I was in attendance for Notre Dame’s 41-24 beatdown of Syracuse inside the JMA Wireless Dome on Saturday. With every passing Audric Estime hook and every Logan Diggs jab, ND began looking like a team playing above its weight. SU looked exhausted, shorthanded, and overmatched. A Irish team that saw the specter of a .500 record played for its life and head coach Marcus Freeman – and won. By the end, a game that felt winnable for Syracuse went squarely by the boards.
How many 6-1 teams ever experience a game like that? Not many, and those who do usually aren’t ranked in the Top 20 for much longer. No. 22 Syracuse isn’t anymore, either.
After three years of howling about coaching or in-state recruiting or whatever else, it’s unusual to lack a scapegoat when it comes to SU football’s ills. ‘Cuse isn’t suddenly losing because it’s a bad team or because someone is throwing away SU’s destiny. We foresaw what’s now happening just a few weeks ago. For one main reason out of their control, the Orange are falling – injuries.
Not in SU’s recent history has such a talented team been more beset by injuries. Yes, Eric Dungey missed quite a few games in his day before he put it all together in 2018. Yes, SU’s banged-up offensive line forced Clayton Welch and Rex Culpepper into action during dismal years. Yes, Andre Cisco’s freak warmup accident two years ago cost the team dearly – but the injury report hasn’t been this long or stung worse in a good minute.
This season ended early for Stefon Thompson, Chris Elmore, Terry Lockett, Isaiah Jones, Denis Jaquez (the only non-starter of the group), and now NFL-hopeful and defensive stalwart Garrett Williams after yesterday’s announcement of a torn ACL. Defensive starters like Alijah Clark, Ja’Had Carter, and Derek McDonald have all suffered nicks at different points. Even quarterback Garrett Shrader’s status is unknown after his doubly-taped ankles faltered against the Irish.
There comes a point where you feel sorry for Dino Babers even as a critic and observer of the team. His squad is bound to make a bowl, but this is now a would’ve, could’ve squad. No matter what the Orange do this year, those mid-October visions of a potential ACC title or an Orange Bowl appearance have vanished like a mirage. As SU gets thinner on depth and sees no reprieve on its remaining schedule, a 6-6 or 7-5 finish and a small Northeastern bowl look all the more likely.

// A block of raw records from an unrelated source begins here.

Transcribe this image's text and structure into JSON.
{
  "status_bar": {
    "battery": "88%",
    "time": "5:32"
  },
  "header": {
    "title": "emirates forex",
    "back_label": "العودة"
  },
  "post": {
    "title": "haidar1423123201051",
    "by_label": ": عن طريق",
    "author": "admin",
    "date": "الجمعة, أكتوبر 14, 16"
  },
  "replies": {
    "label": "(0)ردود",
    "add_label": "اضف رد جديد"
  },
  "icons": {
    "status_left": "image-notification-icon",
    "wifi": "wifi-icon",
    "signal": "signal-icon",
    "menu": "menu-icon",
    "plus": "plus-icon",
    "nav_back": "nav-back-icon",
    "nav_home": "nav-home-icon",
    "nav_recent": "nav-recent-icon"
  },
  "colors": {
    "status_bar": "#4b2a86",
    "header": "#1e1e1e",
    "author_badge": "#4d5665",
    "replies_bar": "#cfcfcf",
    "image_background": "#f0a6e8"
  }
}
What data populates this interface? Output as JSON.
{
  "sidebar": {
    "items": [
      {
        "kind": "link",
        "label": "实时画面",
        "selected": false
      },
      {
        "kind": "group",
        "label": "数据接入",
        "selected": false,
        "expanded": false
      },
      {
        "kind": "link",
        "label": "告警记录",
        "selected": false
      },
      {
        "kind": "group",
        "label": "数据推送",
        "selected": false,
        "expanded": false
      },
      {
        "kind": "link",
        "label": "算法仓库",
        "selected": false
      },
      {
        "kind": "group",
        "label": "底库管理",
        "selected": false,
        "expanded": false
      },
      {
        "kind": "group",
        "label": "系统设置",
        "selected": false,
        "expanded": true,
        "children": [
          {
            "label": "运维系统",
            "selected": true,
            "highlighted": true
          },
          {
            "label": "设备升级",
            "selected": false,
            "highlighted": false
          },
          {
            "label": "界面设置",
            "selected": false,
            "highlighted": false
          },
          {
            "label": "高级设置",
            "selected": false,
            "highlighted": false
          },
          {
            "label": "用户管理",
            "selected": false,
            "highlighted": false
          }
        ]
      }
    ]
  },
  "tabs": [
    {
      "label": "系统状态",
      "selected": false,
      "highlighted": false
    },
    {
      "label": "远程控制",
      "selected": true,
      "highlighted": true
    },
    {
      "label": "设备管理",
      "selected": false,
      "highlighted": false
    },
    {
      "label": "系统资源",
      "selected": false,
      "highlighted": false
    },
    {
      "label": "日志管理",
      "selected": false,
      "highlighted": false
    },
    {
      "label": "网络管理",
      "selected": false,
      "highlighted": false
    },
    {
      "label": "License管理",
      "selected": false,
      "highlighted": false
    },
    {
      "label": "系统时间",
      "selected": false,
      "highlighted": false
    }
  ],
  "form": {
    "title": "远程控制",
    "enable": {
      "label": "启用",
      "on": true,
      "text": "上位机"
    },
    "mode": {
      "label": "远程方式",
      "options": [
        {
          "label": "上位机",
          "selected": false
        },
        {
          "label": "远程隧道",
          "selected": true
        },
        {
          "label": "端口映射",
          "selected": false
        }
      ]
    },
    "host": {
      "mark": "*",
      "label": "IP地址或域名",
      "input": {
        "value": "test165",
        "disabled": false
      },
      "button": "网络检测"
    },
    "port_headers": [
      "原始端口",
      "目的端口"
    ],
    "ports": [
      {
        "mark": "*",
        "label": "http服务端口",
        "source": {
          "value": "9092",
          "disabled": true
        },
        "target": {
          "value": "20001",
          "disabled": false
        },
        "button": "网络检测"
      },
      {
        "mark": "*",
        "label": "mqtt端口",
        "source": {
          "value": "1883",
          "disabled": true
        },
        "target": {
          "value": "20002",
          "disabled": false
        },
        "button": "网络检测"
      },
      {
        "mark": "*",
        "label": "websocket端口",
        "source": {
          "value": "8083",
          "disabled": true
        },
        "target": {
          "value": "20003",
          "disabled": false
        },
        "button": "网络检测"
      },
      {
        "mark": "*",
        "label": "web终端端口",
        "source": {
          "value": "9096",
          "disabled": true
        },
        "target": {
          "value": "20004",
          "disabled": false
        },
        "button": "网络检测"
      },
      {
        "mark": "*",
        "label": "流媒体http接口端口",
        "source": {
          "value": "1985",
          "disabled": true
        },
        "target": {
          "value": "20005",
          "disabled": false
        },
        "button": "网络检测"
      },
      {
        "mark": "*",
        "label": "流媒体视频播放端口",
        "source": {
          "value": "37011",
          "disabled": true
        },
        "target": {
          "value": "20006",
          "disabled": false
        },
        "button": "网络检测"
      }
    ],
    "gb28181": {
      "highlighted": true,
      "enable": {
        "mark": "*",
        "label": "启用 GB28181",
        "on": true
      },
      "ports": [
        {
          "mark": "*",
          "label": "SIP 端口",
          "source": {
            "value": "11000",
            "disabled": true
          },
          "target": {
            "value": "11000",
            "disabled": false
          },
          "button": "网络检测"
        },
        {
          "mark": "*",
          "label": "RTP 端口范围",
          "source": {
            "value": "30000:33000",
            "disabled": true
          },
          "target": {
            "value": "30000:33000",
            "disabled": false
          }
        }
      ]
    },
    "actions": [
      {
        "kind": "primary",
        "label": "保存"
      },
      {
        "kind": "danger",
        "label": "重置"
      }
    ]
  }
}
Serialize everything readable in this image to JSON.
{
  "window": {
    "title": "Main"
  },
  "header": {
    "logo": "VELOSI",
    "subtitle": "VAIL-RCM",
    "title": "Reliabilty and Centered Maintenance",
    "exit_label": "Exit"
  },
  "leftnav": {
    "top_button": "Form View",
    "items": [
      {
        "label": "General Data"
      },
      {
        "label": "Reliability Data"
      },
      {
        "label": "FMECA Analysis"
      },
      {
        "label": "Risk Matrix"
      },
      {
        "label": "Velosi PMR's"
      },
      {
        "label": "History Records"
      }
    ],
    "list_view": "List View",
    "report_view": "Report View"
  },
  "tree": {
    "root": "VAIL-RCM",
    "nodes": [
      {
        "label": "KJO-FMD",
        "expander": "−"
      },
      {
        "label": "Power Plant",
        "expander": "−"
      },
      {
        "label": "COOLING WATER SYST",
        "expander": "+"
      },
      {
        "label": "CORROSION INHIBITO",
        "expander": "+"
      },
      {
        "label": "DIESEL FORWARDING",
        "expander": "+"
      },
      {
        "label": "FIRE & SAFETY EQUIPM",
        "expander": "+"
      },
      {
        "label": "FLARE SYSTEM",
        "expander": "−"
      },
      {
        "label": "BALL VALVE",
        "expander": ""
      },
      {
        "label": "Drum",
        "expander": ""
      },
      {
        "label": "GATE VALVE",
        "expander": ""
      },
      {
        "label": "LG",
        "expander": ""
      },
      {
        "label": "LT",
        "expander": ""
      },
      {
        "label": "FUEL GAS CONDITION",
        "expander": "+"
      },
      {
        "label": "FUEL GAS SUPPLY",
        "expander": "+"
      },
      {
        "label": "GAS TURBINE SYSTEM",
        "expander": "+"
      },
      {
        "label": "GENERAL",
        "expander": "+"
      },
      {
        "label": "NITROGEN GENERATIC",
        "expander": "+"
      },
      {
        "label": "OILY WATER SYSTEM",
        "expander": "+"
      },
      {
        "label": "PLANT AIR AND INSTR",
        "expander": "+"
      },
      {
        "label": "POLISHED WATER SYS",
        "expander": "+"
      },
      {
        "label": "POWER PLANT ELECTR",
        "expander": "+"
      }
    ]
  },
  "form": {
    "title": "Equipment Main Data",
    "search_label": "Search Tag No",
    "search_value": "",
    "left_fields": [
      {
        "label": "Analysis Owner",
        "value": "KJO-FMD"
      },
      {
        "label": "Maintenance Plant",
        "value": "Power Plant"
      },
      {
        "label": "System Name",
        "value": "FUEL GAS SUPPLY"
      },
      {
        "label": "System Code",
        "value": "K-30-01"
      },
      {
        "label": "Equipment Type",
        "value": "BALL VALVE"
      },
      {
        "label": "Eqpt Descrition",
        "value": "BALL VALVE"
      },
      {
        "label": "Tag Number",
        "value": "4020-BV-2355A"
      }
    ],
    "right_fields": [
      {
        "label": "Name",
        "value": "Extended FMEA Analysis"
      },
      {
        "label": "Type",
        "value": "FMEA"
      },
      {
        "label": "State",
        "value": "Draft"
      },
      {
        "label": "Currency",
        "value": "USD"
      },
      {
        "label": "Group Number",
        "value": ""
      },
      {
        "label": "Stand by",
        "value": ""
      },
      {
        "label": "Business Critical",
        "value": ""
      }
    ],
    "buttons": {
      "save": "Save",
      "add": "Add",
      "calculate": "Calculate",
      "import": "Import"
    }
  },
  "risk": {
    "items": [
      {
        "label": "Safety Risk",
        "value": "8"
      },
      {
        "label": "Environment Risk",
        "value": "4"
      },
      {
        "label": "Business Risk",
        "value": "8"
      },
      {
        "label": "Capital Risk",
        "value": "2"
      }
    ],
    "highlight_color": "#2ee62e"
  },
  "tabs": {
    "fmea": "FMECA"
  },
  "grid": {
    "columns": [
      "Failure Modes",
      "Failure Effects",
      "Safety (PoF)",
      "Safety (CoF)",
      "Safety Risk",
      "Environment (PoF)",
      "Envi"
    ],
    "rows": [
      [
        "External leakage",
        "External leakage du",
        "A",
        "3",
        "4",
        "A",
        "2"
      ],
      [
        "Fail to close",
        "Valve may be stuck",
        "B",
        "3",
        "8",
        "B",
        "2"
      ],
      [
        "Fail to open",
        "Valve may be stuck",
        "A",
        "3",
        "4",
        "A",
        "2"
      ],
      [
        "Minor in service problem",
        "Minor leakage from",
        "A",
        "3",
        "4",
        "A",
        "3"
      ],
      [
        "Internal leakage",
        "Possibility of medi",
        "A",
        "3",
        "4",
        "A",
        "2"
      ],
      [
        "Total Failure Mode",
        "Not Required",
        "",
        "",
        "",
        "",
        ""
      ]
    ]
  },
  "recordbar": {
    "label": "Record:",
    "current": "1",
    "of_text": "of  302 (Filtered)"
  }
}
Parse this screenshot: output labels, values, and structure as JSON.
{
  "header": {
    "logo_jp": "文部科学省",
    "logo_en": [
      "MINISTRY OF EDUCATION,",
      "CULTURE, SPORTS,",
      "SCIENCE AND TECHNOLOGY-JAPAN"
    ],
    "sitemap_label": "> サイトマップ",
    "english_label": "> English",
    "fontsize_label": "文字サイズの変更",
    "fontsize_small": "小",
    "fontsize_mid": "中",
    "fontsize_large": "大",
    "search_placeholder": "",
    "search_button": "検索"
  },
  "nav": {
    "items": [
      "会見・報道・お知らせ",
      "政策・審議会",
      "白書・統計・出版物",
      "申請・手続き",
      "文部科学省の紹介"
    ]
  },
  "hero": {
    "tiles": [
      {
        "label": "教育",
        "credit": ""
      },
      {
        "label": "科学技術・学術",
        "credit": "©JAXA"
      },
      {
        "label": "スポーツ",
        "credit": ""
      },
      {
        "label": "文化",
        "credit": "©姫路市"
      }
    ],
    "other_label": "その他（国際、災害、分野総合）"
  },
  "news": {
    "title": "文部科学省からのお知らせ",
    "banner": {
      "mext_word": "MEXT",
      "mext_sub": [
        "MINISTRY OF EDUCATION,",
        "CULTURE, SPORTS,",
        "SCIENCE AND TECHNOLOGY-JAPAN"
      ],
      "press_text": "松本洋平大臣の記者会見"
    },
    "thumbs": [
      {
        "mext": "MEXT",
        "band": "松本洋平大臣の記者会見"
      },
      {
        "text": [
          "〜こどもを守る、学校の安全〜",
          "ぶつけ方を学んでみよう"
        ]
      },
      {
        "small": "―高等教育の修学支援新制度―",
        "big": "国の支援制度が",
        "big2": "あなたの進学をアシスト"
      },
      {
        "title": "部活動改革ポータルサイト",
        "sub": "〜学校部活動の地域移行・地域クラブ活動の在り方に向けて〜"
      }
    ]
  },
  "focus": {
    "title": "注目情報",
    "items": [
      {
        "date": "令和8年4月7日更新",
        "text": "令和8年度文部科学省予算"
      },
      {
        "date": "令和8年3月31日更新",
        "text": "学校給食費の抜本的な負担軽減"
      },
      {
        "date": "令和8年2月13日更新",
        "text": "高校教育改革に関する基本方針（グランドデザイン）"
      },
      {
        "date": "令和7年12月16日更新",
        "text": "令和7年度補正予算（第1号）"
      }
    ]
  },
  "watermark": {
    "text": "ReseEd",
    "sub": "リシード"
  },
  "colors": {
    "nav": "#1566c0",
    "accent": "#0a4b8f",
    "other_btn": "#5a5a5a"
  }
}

One factor that would help the cause and a defense riddled with holes is an infusion of offense. Backup quarterback Carlos Del Rio-Wilson provided bits and pieces on Saturday, but he labored in offensive coordinator Robert Anae’s system that looked overwhelmed and limited for the second straight outing. For as much as we’ve lauded Anae for not being Sterlin Gilbert, the former’s playbook hasn’t worked seamlessly over the past few weeks. Five carries for Sean Tucker against Clemson and three straight games of 24 or fewer points isn’t cutting it.
There are still positives to take away from what Syracuse has done. Unlikely players thrust into action like walk-on defensive lineman Kevon Darton, the aforementioned McDonald and Steve Linton look like solid contributors who have earned the chance to shine. SU still has many of its leaders standing, and their responsibility is to keep the team together down the stretch. That objective could very well mean the difference between another sour finish on The Hill or a fulfillment of midseason promise.